Then Mag curled her fingers, unable to resist nail-scratching the itchiness—and yanked her hand away fast, holding her breath in the dark cocoon of blankets.
Had the ink design just fluttered again underneath Mag’s fingers?
She listened for that same voice she’d hallucinated upon waking. The silvery little voice that had urgently whispered: Hello?
Not a sound.
Then, bellowing up from the residential street below, a delivery truck’s engine bellyached with a combustible roar. The world went quiet again.
Mag exhaled, calming down. Her mouth tasted like dirty socks and vinegar. See? Her electrolytes were probably way off.
She oozed out of the bed covers, shielded her eyes with the back of her palm against the nuclear blast of sunlight, and stumbled like a zombie into the oceanic blue-and-white tiled master bathroom to submerge in hot water.
When Mag had moved in with Aunt Fabulous, this three-story Victorian had been negatory in the furniture department.
As in, Just Signed the Papers.
They’d air-mattressed the first night by the fireplace, chatting up long-lost family history, and the next day they’d hit the antique stores.
Aunt Fabulous had an eye for authenticity and the pocketbook to acquire it.
House becoming home over the months, the rooms now had a population of spoon-backed velvety armchairs, Carrrra-marble-topped side tables, ornately carved bookshelves, (cradling Mag’s full suitcase of paperbacks, because some teenagers did read), and a hall tree by the front door that held the coats and apparently doubled as a cast iron royal throne.
Mag cringed when she remembered her boozy Shakespearean reenactment last night with full supporting cast: the long black Trench, the furry Parker, and the blue wool Pea.
If no one was there to observe an act of embarrassment, was it still embarrassing?
Thank heavens her falsetto hadn’t woken Aunt Fabulous, sleeping in the attic bedroom upstairs. Aunt Fabulous had promised to continue Mag’s magical training while she stayed her sophomore school year in this rainy little town of Arcata, California. Mag loved her mom’s sister and didn’t want to disappoint her by being irresponsible.
That meant no trouble—magical or non-magical.
Mag shed her fleecy skull-and-crossbones pajamas, dropping them onto the cold tiled floor. Her bare feet squeaked. She climbed into the soaker tub.
Water gurgled into the sulfur-stained basin, warming her black nail-polished toes.
Okay, just ten minutes to lie back and relax. Armrests were molded into the tub sides for the ultimate spa situation.
A bar of oatmeal soap sitting on the lip of the tub suddenly slipped underwater like an Olympic tobogganer going for gold. Never mind.
Let the irresponsible beer vapors ooze out and be gone forever.
Tendrils of lazy steam rose up, moisturizing Mag’s cheeks, clearing her sinuses.
Okay, this was stupid ridiculous.
Just look at the fake tattoo already.
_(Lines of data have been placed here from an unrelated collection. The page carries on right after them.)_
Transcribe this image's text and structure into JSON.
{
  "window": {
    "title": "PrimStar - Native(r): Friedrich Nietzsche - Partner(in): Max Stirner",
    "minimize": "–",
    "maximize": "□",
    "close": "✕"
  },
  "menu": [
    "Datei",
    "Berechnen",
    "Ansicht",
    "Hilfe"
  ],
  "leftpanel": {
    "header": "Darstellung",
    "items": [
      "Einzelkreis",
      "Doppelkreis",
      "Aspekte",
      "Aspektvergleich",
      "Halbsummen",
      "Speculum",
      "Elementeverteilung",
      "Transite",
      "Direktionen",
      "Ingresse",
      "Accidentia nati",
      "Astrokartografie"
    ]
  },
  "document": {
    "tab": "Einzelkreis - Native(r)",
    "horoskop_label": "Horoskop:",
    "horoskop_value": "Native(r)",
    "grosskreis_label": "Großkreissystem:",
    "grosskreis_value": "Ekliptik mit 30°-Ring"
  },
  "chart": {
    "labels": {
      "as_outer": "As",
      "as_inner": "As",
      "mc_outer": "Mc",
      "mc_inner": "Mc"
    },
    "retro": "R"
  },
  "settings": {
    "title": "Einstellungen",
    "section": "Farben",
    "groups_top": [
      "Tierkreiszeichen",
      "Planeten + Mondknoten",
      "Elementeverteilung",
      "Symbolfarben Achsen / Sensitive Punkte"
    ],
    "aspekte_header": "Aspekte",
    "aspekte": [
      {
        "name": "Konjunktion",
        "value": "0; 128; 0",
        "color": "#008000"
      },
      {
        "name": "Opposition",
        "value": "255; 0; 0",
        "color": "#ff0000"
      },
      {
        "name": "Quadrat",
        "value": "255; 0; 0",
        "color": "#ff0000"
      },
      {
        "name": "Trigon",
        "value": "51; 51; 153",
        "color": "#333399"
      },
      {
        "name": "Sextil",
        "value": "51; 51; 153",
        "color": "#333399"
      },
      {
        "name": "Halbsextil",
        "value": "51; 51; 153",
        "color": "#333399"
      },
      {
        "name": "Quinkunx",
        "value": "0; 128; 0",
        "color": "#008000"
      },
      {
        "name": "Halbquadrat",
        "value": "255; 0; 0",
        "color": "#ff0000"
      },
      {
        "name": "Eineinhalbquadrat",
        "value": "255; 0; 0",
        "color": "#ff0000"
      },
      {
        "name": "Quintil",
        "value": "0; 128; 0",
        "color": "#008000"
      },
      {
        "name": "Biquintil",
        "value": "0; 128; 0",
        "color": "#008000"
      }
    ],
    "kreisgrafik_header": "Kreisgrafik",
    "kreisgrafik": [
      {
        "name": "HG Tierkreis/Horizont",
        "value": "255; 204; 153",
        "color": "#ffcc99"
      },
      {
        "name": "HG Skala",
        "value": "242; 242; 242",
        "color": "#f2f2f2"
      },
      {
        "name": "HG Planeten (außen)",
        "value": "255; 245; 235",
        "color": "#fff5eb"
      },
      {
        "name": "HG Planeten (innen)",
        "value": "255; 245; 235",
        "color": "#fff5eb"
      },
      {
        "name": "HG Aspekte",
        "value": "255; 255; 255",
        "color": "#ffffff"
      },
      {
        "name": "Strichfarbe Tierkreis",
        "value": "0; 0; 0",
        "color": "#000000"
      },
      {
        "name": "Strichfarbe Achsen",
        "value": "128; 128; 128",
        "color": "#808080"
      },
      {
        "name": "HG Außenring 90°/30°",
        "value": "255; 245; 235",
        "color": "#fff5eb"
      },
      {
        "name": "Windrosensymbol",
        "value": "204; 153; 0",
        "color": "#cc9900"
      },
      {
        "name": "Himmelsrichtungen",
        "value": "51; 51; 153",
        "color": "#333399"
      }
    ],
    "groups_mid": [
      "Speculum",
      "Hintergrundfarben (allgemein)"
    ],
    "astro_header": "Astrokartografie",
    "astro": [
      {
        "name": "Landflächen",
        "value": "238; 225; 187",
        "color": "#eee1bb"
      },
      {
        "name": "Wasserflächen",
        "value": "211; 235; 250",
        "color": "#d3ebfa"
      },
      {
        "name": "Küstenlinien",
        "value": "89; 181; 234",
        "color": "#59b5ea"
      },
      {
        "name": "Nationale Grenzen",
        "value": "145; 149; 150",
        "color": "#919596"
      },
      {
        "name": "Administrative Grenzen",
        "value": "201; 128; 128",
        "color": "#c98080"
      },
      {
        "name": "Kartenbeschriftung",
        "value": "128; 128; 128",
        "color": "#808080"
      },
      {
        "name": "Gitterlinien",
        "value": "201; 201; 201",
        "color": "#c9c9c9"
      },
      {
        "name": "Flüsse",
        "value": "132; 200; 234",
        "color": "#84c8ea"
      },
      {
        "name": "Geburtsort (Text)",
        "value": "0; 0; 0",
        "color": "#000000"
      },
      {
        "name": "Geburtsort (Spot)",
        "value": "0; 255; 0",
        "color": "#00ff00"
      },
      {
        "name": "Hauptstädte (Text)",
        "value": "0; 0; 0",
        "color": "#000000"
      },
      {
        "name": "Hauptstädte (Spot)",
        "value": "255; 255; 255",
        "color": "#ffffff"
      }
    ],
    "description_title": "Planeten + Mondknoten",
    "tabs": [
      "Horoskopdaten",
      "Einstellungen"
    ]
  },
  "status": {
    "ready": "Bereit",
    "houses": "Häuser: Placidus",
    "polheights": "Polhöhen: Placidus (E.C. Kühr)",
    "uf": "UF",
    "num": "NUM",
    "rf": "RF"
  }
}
Stop being scared and deal.
Better yet, just scrub the damn thing off super quick and be done with it.
Mag sat up, plunged her left hand underwater, snagged the Olympic soap, and flipped up her right inner wrist, oatmeal bar poised in the air and ready to strike down on the target zone like a jet fighter—except the tattoo was gone.
This situation had just notched up higher on the creepy scale.
Copyright © 2017 Valerie Brook. All rights reserved.